[WORK INSTRUCTIONS] Each record that follows is to be reproduced character for character, pictures excepted.

[SUPPLIED MATERIAL]
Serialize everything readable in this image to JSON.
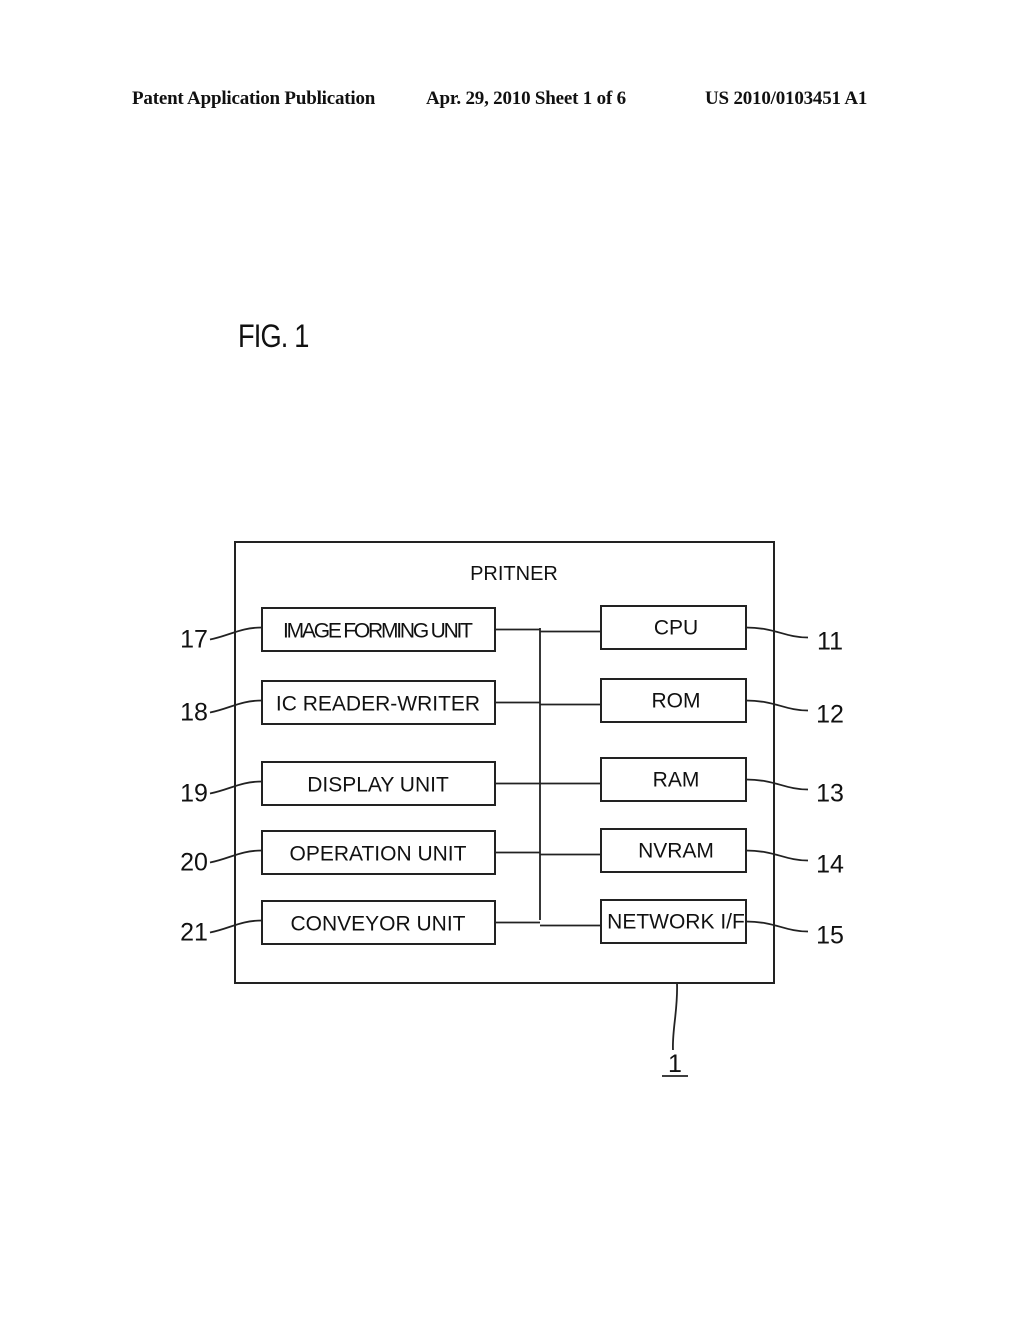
{
  "header": {
    "publication": "Patent Application Publication",
    "date_sheet": "Apr. 29, 2010  Sheet 1 of 6",
    "number": "US 2010/0103451 A1"
  },
  "figure": {
    "label": "FIG. 1",
    "container": {
      "title": "PRITNER",
      "ref": "1"
    },
    "left_units": [
      {
        "label": "IMAGE FORMING UNIT",
        "ref": "17"
      },
      {
        "label": "IC READER-WRITER",
        "ref": "18"
      },
      {
        "label": "DISPLAY UNIT",
        "ref": "19"
      },
      {
        "label": "OPERATION UNIT",
        "ref": "20"
      },
      {
        "label": "CONVEYOR UNIT",
        "ref": "21"
      }
    ],
    "right_units": [
      {
        "label": "CPU",
        "ref": "11"
      },
      {
        "label": "ROM",
        "ref": "12"
      },
      {
        "label": "RAM",
        "ref": "13"
      },
      {
        "label": "NVRAM",
        "ref": "14"
      },
      {
        "label": "NETWORK I/F",
        "ref": "15"
      }
    ]
  }
}
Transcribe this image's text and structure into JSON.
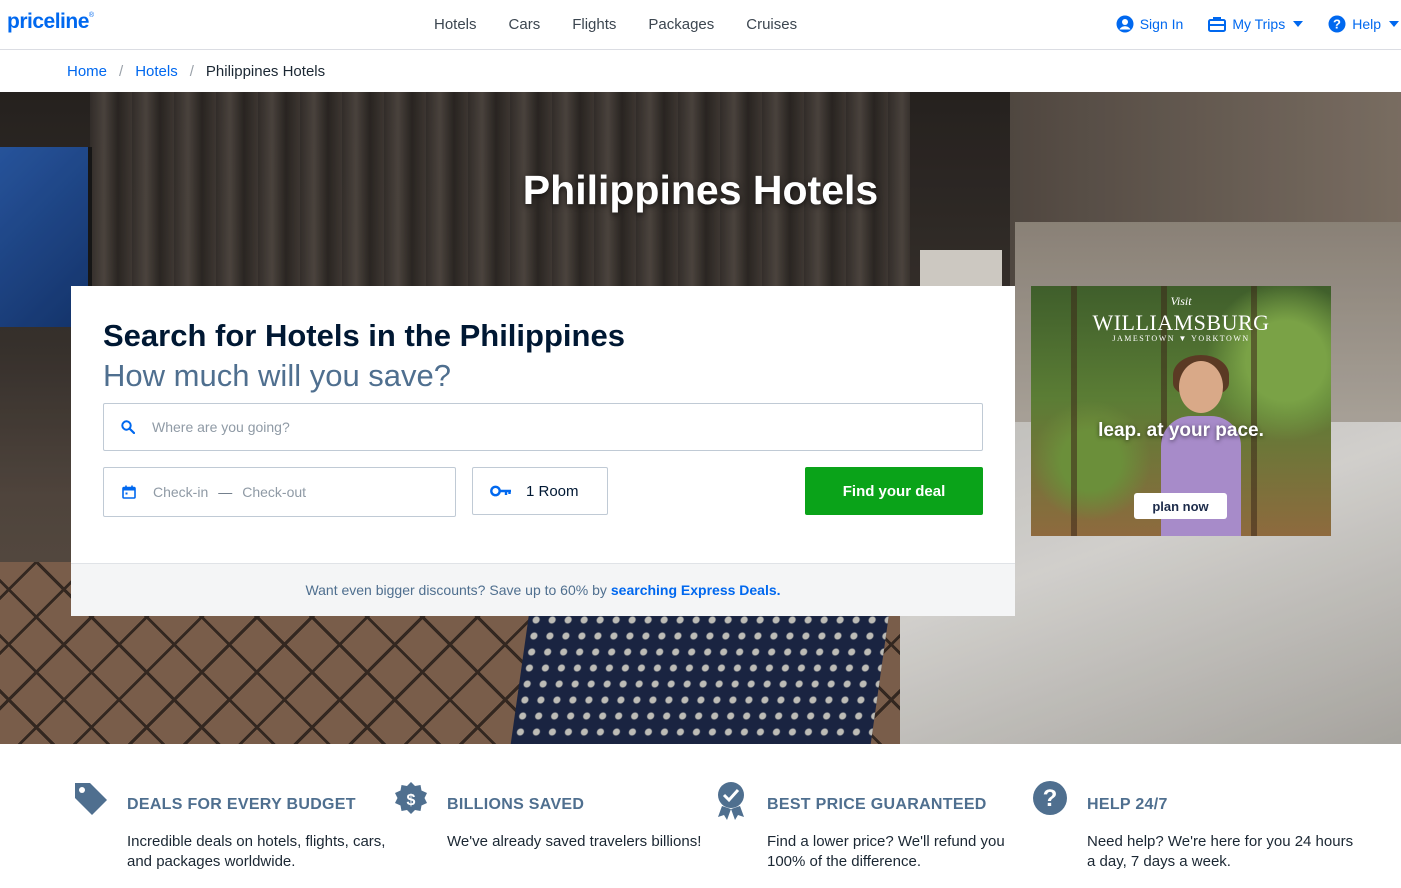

[YOUR RESPONSE]
Serialize everything readable in this image to JSON.
{
  "header": {
    "publication": "Patent Application Publication",
    "date_sheet": "Apr. 29, 2010  Sheet 1 of 6",
    "number": "US 2010/0103451 A1"
  },
  "figure": {
    "label": "FIG. 1",
    "container": {
      "title": "PRITNER",
      "ref": "1"
    },
    "left_units": [
      {
        "label": "IMAGE FORMING UNIT",
        "ref": "17"
      },
      {
        "label": "IC READER-WRITER",
        "ref": "18"
      },
      {
        "label": "DISPLAY UNIT",
        "ref": "19"
      },
      {
        "label": "OPERATION UNIT",
        "ref": "20"
      },
      {
        "label": "CONVEYOR UNIT",
        "ref": "21"
      }
    ],
    "right_units": [
      {
        "label": "CPU",
        "ref": "11"
      },
      {
        "label": "ROM",
        "ref": "12"
      },
      {
        "label": "RAM",
        "ref": "13"
      },
      {
        "label": "NVRAM",
        "ref": "14"
      },
      {
        "label": "NETWORK I/F",
        "ref": "15"
      }
    ]
  }
}
Transcribe this image's text and structure into JSON.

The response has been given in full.